## PROBLEM STATEMENT
Go through the listing below. Copy each line that has the string "Elementos".

## ENTRIES PROVIDED

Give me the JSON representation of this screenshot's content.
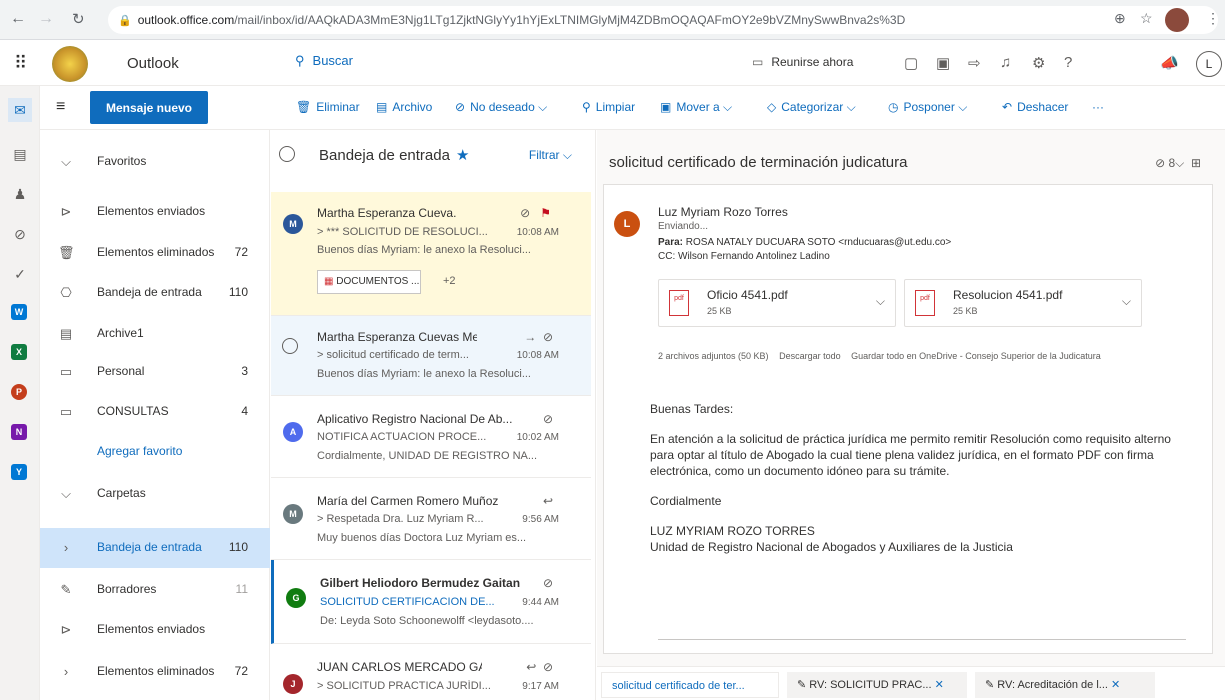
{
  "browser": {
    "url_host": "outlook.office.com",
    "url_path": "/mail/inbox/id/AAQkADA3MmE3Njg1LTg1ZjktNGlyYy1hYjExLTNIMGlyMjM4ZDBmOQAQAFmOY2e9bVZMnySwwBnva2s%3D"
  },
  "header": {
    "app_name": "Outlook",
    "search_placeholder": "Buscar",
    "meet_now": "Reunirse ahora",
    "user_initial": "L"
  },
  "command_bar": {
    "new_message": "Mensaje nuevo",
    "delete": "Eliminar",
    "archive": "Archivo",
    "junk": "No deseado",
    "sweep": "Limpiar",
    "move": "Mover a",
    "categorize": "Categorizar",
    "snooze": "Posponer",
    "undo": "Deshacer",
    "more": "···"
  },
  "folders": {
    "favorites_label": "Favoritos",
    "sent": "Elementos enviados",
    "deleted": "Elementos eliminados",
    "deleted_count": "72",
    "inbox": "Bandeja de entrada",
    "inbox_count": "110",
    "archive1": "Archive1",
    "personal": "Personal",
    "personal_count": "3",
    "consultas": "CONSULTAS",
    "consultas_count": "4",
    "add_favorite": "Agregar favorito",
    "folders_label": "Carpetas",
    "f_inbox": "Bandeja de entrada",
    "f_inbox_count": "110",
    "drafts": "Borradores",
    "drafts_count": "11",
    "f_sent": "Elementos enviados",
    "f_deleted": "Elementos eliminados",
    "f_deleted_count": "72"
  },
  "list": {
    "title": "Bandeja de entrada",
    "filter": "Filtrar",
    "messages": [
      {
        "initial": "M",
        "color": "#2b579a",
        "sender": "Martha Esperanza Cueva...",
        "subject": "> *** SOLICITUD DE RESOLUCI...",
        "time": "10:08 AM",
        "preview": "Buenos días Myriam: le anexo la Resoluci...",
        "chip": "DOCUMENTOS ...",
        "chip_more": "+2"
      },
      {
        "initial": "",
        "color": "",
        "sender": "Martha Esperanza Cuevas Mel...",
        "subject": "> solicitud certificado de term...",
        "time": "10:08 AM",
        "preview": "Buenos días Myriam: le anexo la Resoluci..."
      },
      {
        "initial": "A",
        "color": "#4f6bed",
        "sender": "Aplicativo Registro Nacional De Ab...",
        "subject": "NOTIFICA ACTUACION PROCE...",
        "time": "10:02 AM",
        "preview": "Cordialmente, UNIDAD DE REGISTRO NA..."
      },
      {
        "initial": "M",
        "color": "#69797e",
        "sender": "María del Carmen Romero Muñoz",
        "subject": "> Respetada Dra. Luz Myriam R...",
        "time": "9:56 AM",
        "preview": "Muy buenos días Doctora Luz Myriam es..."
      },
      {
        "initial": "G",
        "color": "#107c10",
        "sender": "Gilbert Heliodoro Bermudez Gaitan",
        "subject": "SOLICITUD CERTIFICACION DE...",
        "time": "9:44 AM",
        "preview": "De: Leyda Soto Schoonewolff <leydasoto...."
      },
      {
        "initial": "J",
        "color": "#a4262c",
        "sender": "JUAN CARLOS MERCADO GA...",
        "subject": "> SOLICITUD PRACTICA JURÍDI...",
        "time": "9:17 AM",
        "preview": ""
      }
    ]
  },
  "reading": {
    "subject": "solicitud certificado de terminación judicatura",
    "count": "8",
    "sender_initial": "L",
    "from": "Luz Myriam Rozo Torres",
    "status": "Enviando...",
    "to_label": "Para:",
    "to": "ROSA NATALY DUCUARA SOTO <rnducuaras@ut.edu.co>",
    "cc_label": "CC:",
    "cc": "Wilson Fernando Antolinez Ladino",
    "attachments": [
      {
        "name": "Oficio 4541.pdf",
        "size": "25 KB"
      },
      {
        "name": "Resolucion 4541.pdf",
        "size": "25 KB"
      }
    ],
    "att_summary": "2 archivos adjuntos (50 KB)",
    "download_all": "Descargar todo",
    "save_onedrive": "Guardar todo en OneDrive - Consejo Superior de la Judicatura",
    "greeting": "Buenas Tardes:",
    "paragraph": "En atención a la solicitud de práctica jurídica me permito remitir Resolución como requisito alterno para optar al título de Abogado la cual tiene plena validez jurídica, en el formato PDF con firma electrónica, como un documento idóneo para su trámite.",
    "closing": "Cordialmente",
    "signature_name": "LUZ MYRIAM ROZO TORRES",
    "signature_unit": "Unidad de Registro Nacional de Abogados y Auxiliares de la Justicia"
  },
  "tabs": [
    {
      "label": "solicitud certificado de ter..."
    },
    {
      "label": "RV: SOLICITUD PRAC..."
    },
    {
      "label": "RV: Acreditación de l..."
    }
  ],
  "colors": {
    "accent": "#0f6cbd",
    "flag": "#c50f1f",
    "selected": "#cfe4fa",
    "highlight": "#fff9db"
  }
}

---

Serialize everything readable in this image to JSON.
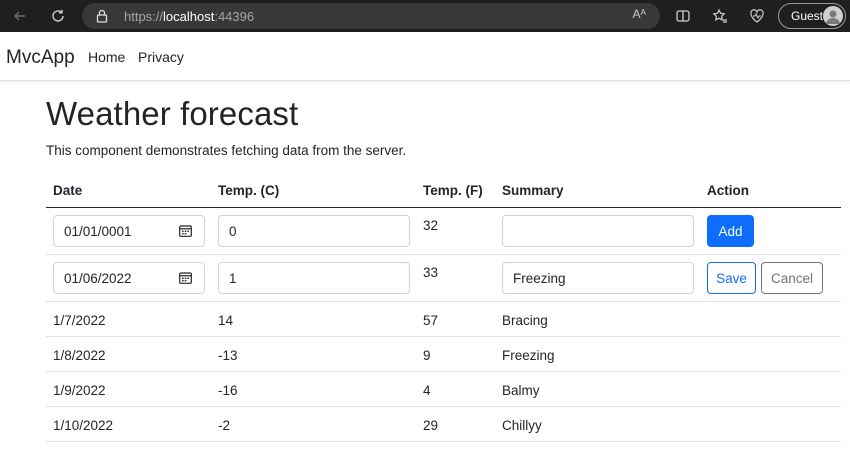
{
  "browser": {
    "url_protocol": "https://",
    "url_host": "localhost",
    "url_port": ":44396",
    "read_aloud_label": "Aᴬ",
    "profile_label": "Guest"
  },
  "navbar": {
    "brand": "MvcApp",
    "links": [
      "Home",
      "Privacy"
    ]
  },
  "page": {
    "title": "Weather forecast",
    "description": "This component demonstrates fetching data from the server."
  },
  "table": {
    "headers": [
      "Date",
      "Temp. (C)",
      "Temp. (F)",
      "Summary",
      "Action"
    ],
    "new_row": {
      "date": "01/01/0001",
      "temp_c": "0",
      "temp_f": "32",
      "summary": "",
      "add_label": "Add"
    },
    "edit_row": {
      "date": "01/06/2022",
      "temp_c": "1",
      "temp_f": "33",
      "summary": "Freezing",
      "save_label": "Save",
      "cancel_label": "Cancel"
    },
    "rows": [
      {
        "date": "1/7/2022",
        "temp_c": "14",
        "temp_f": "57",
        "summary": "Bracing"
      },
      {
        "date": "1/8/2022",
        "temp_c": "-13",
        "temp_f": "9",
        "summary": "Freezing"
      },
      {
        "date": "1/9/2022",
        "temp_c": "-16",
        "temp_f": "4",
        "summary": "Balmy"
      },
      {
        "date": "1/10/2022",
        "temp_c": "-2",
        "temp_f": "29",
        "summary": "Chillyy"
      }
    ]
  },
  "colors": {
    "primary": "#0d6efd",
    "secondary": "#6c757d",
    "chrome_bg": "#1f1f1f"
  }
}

## EXPECTED ANSWER
    "sent": "Elementos enviados",
    "deleted": "Elementos eliminados",
    "f_sent": "Elementos enviados",
    "f_deleted": "Elementos eliminados",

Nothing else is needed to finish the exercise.